Data items

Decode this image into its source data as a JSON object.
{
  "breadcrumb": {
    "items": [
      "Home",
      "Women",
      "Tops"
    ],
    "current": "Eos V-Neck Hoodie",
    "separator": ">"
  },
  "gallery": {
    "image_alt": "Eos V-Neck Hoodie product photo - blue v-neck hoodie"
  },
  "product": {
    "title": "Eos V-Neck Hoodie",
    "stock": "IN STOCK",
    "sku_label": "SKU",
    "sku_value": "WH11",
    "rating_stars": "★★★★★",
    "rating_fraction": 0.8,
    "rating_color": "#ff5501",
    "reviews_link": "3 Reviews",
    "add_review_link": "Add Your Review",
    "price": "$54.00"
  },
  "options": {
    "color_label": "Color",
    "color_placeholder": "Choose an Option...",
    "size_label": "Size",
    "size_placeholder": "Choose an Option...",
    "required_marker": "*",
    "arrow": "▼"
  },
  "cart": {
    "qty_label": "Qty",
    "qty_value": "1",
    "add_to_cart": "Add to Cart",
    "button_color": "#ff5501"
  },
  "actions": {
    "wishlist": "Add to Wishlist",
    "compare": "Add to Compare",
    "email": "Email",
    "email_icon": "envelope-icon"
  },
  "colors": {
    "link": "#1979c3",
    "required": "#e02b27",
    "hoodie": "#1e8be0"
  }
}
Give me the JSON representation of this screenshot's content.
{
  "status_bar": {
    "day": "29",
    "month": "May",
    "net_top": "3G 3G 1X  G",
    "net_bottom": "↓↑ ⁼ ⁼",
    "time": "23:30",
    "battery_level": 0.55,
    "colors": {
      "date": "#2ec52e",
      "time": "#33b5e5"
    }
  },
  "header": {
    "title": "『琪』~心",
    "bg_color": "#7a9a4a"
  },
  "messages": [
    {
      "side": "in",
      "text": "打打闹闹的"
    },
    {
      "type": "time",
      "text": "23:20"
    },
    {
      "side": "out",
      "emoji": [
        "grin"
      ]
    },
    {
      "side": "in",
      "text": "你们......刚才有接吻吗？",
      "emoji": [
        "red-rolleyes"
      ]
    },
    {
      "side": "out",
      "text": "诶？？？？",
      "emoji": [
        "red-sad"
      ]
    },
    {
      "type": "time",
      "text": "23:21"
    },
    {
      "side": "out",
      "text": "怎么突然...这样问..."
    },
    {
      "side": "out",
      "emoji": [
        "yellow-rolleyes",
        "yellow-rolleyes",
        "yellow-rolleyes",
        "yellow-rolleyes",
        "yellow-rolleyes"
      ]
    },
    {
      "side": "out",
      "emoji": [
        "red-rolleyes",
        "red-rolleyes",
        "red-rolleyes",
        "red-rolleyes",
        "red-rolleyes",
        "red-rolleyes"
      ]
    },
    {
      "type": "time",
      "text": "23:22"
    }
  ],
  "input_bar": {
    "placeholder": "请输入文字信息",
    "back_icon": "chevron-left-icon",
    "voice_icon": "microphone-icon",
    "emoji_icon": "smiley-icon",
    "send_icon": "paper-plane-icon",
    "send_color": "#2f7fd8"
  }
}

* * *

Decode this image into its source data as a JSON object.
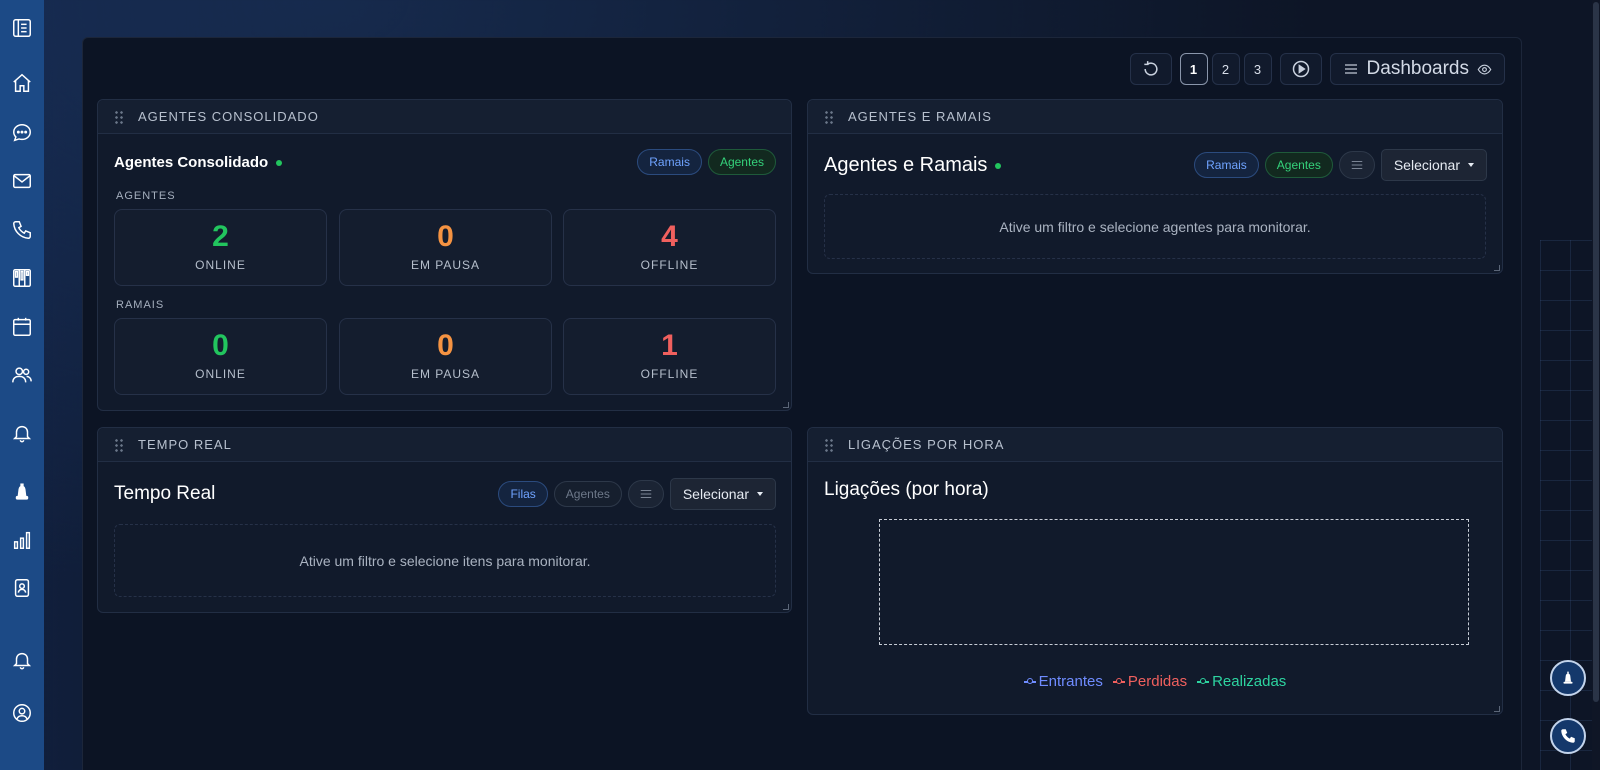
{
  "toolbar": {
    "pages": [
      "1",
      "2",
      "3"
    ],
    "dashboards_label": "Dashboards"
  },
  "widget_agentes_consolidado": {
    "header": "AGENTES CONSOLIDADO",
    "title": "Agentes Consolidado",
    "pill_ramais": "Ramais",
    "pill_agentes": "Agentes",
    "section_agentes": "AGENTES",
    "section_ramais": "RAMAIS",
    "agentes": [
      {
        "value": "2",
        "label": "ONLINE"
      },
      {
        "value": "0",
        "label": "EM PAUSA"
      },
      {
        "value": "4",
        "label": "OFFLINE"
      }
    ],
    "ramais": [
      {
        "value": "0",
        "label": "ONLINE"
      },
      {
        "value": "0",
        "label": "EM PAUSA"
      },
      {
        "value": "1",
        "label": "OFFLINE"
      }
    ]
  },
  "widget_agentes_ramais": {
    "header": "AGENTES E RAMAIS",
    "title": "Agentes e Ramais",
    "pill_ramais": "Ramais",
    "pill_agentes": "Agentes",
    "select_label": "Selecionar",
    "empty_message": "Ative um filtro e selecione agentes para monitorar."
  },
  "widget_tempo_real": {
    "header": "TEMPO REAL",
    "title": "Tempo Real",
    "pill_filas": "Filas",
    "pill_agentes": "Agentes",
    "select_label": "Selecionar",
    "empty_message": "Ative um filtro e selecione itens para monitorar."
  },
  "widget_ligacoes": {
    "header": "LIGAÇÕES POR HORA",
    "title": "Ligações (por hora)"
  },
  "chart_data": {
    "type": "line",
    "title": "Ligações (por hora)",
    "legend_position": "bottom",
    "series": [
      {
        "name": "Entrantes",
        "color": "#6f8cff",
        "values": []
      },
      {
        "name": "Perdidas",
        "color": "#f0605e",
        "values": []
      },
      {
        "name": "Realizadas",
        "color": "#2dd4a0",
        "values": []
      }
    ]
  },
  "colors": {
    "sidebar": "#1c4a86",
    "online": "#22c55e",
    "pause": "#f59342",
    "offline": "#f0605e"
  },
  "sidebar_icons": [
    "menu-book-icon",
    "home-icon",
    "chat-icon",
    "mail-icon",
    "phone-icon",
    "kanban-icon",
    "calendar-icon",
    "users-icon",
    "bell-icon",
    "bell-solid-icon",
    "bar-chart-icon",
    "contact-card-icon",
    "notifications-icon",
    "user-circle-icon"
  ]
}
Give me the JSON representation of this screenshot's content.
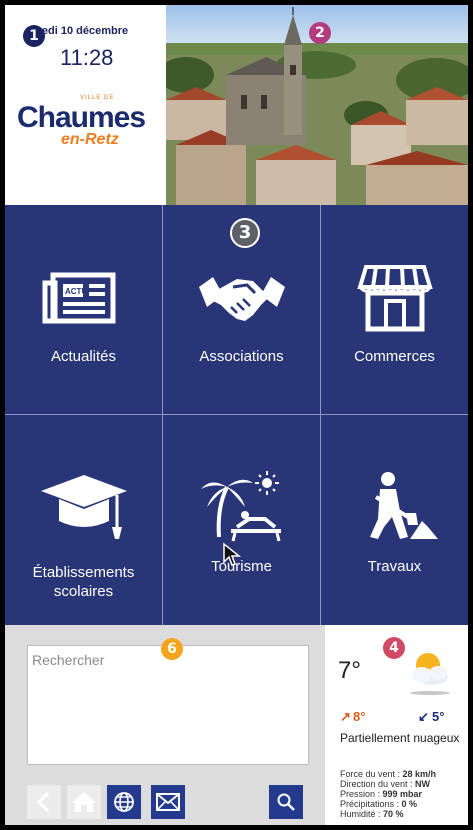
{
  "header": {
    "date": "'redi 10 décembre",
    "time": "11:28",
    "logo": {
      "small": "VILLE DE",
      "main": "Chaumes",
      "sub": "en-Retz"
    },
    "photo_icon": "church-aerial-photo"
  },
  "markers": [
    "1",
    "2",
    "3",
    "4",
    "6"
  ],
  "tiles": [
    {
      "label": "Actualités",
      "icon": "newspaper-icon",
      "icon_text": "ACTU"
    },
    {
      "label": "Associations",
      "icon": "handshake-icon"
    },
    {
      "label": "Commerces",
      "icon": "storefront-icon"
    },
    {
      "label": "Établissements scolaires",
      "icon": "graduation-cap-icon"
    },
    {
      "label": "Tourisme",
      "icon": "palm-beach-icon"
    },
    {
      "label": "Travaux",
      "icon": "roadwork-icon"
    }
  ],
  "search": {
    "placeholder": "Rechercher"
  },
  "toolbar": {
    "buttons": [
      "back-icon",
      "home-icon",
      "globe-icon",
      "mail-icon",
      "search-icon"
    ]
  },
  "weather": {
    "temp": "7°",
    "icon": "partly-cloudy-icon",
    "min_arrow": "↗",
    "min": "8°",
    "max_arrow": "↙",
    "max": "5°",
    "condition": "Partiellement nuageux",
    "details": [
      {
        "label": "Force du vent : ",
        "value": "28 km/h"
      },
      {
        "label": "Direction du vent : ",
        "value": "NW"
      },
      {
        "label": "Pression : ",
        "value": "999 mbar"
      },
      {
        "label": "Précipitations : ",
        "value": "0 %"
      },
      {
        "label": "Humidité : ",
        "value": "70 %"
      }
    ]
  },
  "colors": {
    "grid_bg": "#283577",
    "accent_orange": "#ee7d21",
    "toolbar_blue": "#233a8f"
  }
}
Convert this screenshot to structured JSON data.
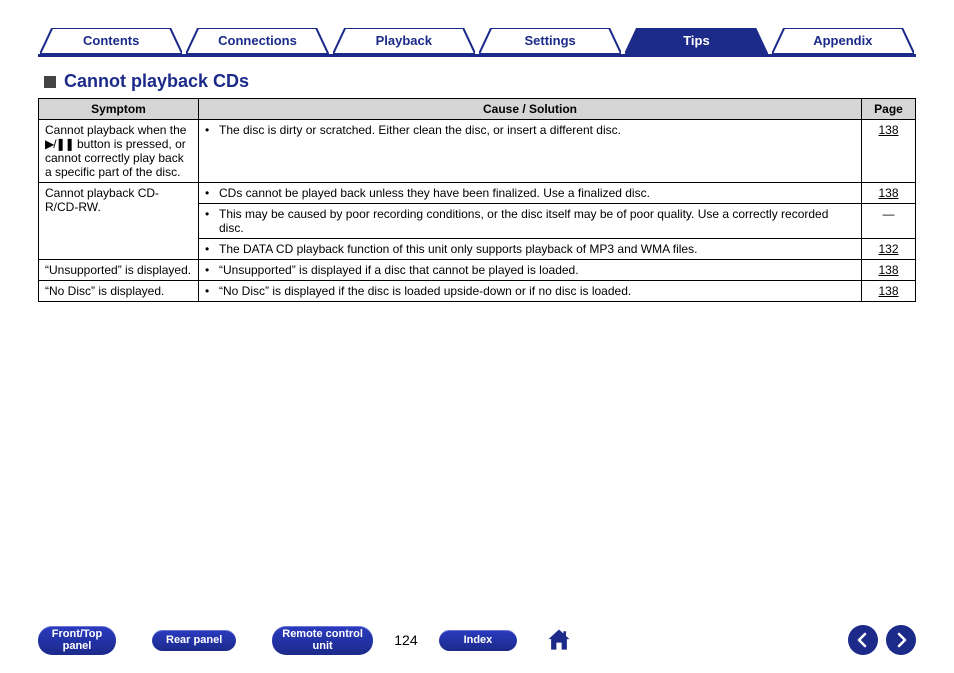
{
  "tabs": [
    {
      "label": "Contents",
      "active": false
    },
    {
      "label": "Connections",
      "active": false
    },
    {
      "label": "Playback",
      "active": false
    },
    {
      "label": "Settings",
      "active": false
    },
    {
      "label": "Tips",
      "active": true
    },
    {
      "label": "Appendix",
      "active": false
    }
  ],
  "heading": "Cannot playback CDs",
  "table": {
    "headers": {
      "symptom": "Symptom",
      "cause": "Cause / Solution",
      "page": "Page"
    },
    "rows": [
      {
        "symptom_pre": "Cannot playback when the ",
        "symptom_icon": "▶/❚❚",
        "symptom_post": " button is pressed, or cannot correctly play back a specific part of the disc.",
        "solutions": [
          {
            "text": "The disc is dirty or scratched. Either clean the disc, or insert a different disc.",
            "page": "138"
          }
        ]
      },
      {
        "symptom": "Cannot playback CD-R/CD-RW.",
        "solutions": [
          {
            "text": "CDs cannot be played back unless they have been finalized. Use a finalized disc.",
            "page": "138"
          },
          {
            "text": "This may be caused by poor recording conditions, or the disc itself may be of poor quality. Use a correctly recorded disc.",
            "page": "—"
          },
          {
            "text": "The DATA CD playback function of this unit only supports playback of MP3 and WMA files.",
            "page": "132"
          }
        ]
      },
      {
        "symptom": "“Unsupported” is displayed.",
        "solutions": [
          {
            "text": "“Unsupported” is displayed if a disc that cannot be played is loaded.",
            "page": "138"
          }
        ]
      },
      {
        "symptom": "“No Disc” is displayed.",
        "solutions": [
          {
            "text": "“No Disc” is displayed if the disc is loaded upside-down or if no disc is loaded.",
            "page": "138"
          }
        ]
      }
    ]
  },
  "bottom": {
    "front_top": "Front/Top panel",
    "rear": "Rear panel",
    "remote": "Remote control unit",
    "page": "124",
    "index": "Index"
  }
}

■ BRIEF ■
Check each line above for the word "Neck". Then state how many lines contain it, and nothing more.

■ EXERCISE ANSWER ■
3